Go through the entries below and copy every line that holds the word "chevron".

┌─ Task material

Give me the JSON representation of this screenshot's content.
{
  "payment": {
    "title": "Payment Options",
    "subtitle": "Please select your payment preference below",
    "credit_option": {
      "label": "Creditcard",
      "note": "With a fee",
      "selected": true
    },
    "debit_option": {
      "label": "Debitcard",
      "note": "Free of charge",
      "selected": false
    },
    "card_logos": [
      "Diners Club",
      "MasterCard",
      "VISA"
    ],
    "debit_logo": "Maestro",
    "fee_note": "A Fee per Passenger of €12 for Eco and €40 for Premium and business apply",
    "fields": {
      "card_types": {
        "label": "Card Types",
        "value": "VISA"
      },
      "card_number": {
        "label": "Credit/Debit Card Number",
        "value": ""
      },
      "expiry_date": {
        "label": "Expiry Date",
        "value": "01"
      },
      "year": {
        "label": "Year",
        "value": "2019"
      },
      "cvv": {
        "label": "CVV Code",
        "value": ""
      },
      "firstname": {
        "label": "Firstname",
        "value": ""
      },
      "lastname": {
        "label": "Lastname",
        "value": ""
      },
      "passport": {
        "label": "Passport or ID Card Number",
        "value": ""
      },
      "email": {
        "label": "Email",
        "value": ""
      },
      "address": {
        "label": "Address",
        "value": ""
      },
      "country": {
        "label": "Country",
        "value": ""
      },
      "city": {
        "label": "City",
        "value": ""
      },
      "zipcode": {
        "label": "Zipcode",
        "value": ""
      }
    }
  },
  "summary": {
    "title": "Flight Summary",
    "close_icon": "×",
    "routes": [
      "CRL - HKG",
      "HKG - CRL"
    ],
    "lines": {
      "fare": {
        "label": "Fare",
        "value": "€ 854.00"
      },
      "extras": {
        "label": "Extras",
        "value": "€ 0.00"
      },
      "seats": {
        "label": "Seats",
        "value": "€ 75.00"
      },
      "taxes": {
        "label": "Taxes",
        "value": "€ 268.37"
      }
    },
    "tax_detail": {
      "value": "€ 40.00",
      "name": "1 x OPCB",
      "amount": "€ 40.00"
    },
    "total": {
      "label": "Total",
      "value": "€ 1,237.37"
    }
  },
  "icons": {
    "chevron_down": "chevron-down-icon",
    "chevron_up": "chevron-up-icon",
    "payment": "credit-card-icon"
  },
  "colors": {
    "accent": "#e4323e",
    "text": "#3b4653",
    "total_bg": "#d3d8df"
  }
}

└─

▶ [Your response]
    "chevron_down": "chevron-down-icon",
    "chevron_up": "chevron-up-icon",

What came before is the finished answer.